Ted Cruz is a quintessential movement conservative and Donald Trump definitely isn’t. Nonetheless, Daily Beast editor-in-chief and CNN commentator John Avlon thinks the two have so much in common politically that he’s given them a portmanteau name: Crump.

In a Wednesday column, the self-consciously centrist Avlon claimed that Cruz and Trump are “different manifestations of the same kind of conservative populism that gets weak-kneed watching a strongman preach with fact-free certainty.” He argued that a “creeping Crump cancer” developed within the Republican party after the GOP “systematically purged” its moderate conservatives.

Avlon complained that Cruz, who as an adolescent imbibed “a steady diet of right-wing texts offered up by his father,” doesn’t “fuse his politics with an inclusive vision or a belief in the positive virtues of governing. Instead, Cruz is all about grandstanding.”

From Avlon’s piece (bolding added):

Cruz and Trump do not represent different visions of the Republican Party so much as different manifestations of the same kind of conservative populism that gets weak-kneed watching a strongman preach with fact-free certainty...

The rise of Cruz and Trump are symptoms of a larger problem in the GOP…Because the Republican Party systematically purged its center-right, it doesn’t have the ballast to withstand Wingnuts anymore…

…It’s hard to tell whether [Cruz has] abandoned his senses, or whether he ever had any.

…He is a card-carrying member of the sub-generation that grew up with the conservative catechism, a steady diet of right-wing texts offered up by his father. But unlike Paul Ryan, who also came up through these narrow ideological ranks in the wake of Reagan, Cruz did not try to fuse his politics with an inclusive vision or a belief in the positive virtues of governing. Instead, Cruz is all about grandstanding. And so, of course, is Donald Trump. It’s politics as performance art…

…[T]he Grand Old Party can be easily hijacked by a small but intense group with little interest in winning general elections and even less interest in governing…

Another measure of the creeping Crump cancer is the rise of Marco Rubio as the much-spun savior of the center-right…His rhetoric is optimistic and inclusive, but he continues to resist marriage equality and deny climate change, while abandoning his own immigration overhaul bill and opposing abortion even in cases of rape and incest. This is center-right only by the standards of the Crump era…
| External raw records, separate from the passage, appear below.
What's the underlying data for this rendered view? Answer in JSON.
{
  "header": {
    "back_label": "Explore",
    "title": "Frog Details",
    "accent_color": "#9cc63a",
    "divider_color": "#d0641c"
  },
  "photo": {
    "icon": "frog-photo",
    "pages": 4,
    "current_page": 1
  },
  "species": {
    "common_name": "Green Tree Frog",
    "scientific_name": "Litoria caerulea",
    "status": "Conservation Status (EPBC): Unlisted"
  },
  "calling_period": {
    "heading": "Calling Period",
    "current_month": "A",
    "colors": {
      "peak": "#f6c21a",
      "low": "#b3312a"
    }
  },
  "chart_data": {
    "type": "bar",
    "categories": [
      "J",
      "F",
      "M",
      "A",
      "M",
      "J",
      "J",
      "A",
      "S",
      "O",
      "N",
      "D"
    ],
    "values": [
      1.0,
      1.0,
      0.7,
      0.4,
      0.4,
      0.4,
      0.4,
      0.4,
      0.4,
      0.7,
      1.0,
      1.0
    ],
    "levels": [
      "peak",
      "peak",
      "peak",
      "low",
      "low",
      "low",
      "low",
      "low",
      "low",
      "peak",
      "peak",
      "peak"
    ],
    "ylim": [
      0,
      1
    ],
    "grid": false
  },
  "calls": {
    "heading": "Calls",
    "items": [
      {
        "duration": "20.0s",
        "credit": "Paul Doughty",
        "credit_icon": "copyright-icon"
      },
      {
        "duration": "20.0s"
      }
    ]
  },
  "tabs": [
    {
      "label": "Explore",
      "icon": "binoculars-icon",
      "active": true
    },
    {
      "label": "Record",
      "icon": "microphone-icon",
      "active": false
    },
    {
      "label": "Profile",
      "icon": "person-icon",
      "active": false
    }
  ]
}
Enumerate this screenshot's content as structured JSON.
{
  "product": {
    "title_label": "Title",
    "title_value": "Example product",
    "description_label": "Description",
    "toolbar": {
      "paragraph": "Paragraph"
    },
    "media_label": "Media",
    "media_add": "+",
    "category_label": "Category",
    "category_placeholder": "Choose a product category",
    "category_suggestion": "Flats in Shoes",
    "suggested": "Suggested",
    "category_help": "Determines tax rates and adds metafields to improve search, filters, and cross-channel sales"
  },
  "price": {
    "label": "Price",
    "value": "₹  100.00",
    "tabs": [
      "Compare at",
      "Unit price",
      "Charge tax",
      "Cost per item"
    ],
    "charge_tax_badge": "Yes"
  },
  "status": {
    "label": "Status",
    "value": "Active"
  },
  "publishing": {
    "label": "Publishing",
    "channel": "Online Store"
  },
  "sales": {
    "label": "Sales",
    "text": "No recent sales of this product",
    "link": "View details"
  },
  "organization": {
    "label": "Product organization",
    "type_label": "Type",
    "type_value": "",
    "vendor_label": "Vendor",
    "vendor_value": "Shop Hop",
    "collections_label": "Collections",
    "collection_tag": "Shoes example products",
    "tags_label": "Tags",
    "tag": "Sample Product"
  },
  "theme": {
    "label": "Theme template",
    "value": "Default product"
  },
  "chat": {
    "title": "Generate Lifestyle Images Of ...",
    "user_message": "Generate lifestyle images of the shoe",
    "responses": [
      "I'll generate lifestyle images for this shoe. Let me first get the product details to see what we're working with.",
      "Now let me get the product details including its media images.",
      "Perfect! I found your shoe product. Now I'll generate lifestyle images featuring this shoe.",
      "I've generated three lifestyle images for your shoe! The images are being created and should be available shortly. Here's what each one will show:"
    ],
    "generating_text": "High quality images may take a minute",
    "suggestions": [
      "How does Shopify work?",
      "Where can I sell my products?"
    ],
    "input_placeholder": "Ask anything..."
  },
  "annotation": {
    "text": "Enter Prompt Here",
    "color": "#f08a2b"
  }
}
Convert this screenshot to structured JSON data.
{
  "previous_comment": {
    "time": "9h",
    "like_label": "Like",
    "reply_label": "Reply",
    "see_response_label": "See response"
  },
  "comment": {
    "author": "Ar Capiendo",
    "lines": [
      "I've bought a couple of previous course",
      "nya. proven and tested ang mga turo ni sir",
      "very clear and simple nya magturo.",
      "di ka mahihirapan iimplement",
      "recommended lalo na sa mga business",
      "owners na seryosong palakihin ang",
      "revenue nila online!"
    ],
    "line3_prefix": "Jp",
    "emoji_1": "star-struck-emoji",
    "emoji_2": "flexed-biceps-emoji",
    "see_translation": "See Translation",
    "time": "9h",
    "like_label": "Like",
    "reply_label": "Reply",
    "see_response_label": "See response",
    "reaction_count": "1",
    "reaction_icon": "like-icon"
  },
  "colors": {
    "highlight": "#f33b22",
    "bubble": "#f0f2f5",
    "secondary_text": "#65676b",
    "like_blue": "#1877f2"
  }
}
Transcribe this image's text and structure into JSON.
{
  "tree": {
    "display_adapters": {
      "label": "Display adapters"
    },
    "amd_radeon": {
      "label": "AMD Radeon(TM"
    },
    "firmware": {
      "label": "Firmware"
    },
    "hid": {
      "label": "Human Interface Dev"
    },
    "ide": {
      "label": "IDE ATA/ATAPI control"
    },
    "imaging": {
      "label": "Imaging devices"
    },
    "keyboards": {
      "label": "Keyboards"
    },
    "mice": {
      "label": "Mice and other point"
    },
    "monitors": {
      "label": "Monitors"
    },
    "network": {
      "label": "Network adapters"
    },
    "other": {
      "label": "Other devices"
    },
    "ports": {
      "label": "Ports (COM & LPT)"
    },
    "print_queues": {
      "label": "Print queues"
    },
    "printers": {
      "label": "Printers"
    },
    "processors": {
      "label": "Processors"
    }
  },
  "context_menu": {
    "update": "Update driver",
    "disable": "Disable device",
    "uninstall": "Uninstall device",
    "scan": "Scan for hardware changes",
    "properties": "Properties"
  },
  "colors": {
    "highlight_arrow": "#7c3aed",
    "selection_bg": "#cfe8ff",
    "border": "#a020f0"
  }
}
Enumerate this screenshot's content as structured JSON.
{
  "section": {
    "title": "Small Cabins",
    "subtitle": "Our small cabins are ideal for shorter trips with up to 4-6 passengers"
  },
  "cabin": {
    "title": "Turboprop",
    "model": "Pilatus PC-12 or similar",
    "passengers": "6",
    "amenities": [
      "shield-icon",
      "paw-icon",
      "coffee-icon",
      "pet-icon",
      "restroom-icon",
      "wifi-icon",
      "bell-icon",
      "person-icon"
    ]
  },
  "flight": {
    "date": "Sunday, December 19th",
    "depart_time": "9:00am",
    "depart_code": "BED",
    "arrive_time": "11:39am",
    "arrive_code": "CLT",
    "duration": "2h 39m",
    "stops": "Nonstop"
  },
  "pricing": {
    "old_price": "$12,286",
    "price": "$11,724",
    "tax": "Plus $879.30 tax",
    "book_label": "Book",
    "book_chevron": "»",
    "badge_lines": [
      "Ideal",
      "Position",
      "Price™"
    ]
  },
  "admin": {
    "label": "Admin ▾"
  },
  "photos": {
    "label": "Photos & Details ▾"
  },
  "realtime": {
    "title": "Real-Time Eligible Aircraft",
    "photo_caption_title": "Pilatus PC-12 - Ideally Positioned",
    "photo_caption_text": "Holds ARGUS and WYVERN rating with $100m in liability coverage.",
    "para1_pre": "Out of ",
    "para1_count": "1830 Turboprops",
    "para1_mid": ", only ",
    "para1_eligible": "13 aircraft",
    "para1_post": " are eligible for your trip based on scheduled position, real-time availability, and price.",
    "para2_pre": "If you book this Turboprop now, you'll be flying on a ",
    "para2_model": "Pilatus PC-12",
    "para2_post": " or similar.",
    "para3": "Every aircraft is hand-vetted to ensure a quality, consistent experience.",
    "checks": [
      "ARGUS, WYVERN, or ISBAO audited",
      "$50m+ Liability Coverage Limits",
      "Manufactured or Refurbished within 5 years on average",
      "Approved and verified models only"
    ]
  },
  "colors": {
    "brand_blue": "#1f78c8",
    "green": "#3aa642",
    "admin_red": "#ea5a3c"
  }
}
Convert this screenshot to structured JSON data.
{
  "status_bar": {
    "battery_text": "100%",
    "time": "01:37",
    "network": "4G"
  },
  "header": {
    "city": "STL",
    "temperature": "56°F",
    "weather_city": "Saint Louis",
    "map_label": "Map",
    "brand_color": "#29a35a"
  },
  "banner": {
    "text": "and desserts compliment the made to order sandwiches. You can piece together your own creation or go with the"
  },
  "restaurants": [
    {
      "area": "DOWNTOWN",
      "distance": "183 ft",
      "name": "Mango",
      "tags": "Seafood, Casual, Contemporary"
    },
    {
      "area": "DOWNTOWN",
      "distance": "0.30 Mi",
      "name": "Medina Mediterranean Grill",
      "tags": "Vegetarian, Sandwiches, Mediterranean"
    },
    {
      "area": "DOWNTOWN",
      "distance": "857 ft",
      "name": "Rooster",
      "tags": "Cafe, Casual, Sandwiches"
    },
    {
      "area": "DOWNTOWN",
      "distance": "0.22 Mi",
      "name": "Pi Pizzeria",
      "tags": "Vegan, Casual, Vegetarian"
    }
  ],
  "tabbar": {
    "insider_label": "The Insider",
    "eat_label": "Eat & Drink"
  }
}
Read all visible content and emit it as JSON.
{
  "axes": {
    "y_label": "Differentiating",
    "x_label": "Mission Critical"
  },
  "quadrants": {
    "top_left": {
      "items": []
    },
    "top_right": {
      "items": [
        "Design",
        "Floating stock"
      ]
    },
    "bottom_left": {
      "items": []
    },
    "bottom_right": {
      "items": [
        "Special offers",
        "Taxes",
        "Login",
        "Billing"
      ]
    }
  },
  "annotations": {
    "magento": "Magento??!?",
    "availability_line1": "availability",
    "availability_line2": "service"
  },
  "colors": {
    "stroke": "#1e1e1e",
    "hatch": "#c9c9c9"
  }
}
Given the growing diversity of the American electorate and you have a disaster brewing whether Trump or Cruz is the nominee…[A]ny other nominee will be forced to parrot their appeals and adopt at least some of their policies unless they have the courage to confront this cancer directly…

…The problem will persist and lead to more general-election losses until the base of the party is broadened. Until then, the Republican primaries will look and feel like a fatalistic circus.

Tom Johnson
Tom Johnson
Tom Johnson is a contributing writer for NewsBusters